Can Good Hearts create results?

I’ve never commented on politics – I have my views, but have seldom seen constructive outcomes from different sides discussing. But I’m so curious about this, and would love to hear your views: Obama was cherished by the global community at large, but seen by many Americans to not have created the results for their country that they wanted. I know there are always many reasons, but let’s not talk about the small stuff. As Eleanor Roosevelt said: great minds talk about ideas, average minds talk about events, and small minds talk about people. So, let’s not talk about (or judge?) people, but share a conversation around the idea: Do you create as many tangible results with a good heart and empowering ways? Or are our countries and economies and minds still wired to reacting with better results to a more single-minded, directing way? Because there you have Trump, and even if personally I am not aligned at all with his ways, I am always curious to understand both sides. And I do hear how he is creating results for his country. So please don’t comment on him as a person, instead, ponder about which part of his ways are … More Can Good Hearts create results? »
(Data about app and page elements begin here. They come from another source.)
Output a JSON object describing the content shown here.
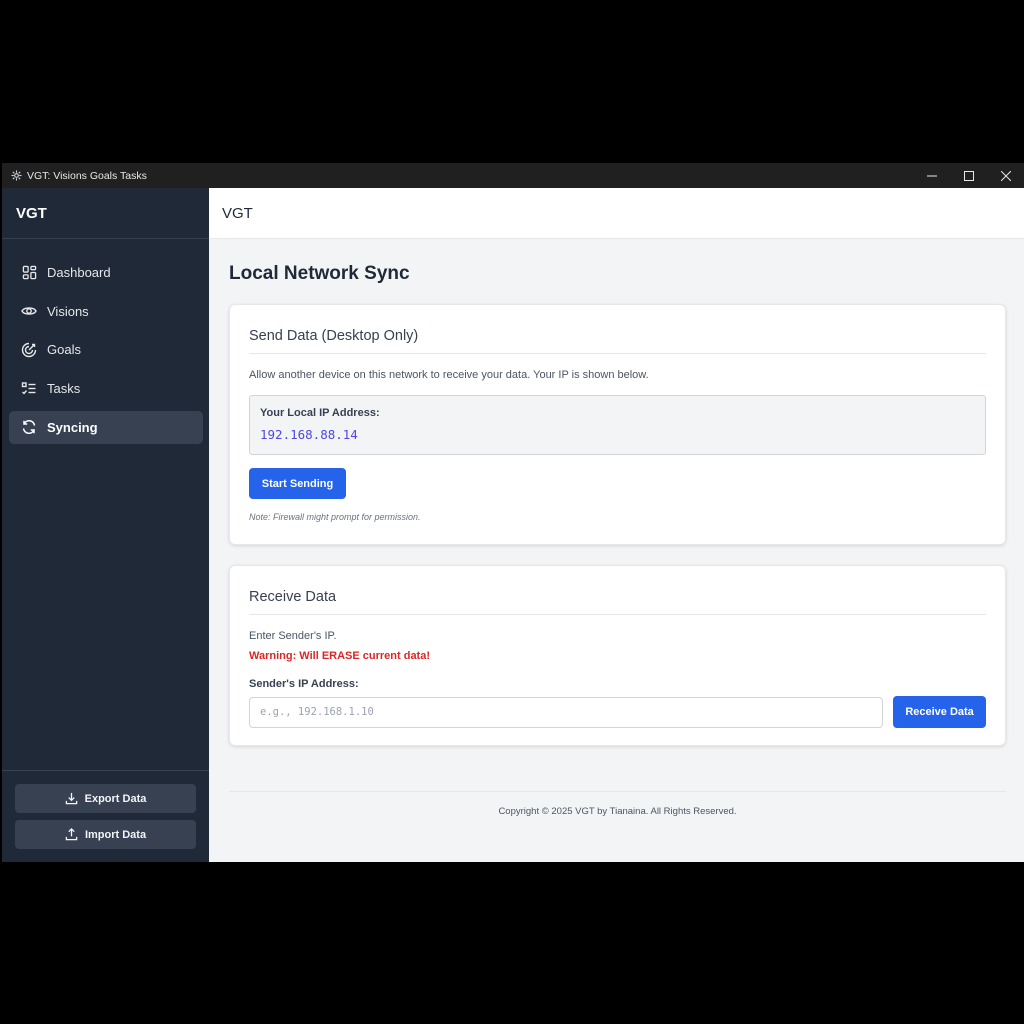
{
  "window": {
    "title": "VGT: Visions Goals Tasks",
    "app_icon": "gear-icon",
    "controls": [
      "minimize-icon",
      "maximize-icon",
      "close-icon"
    ]
  },
  "sidebar": {
    "brand": "VGT",
    "items": [
      {
        "label": "Dashboard",
        "icon": "dashboard-icon",
        "active": false
      },
      {
        "label": "Visions",
        "icon": "eye-icon",
        "active": false
      },
      {
        "label": "Goals",
        "icon": "target-icon",
        "active": false
      },
      {
        "label": "Tasks",
        "icon": "list-check-icon",
        "active": false
      },
      {
        "label": "Syncing",
        "icon": "sync-icon",
        "active": true
      }
    ],
    "export_label": "Export Data",
    "import_label": "Import Data"
  },
  "header": {
    "title": "VGT"
  },
  "main": {
    "page_title": "Local Network Sync",
    "send": {
      "title": "Send Data (Desktop Only)",
      "description": "Allow another device on this network to receive your data. Your IP is shown below.",
      "ip_label": "Your Local IP Address:",
      "ip_value": "192.168.88.14",
      "button_label": "Start Sending",
      "note": "Note: Firewall might prompt for permission."
    },
    "receive": {
      "title": "Receive Data",
      "instruction": "Enter Sender's IP.",
      "warning": "Warning: Will ERASE current data!",
      "field_label": "Sender's IP Address:",
      "input_value": "",
      "input_placeholder": "e.g., 192.168.1.10",
      "button_label": "Receive Data"
    }
  },
  "footer": {
    "copyright": "Copyright © 2025 VGT by Tianaina. All Rights Reserved."
  },
  "colors": {
    "sidebar_bg": "#1f2937",
    "active_item_bg": "#374151",
    "primary": "#2563eb",
    "warning": "#dc2626",
    "ip_text": "#4f46e5"
  }
}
Delayed ruminating

We all have around 70,000 thoughts a day. The biggest difference in how we perceive the quality of our day is linked to how we manage all of these thoughts. Metacognitive therapy has had great results dealing with depression simply by limiting the amount of time clients spend ruminating over the things that worry us or what’s called trigger thoughts. Remarkable results through a few steps practised and followed up professionally: 1)    Become aware of the trigger thoughts 2)    Define a certain time a day for ruminating – for example, every night 8-9pm 3)    Every time during the day you catch yourself reacting to a trigger thought, you delay that ruminating: “I’ll come back to that at 8 pm” Limiting the amount of time spent turning, twisting and twirling the negative or worried thoughts is the key. It’s NOT changing negative thoughts into positive, it’s NOT trying to empty your mind and not think at all (how can we possibly with 70,000 thoughts a day?). It’s realising we ourselves have a choice: as the trigger thought pops up, decide to delay ruminating about it until 8 pm in your defined ruminating slot. During the day, we then practice doing two … More Delayed ruminating »

Human doings?

We’re trying so hard getting it right, doing it right. I could go into yr 12 anxiety and pressure, but I won’t. Sitting in the parking lot of our local shopping centre, seeing all the perfect versions of families, couples and individuals coming and going. And realising how we’re all trying to get it right. All the time. Or the opposite: if we fear we can’t, we make it messy, to prove we’re not worth it. Let’s stop pretending. The endless doing to prove we’re good enough. Apply yourself, do lots. But let go of the outcome. You are good enough. Exactly as you are. There’s a reason we’re not called human doings. We’re human beings after all.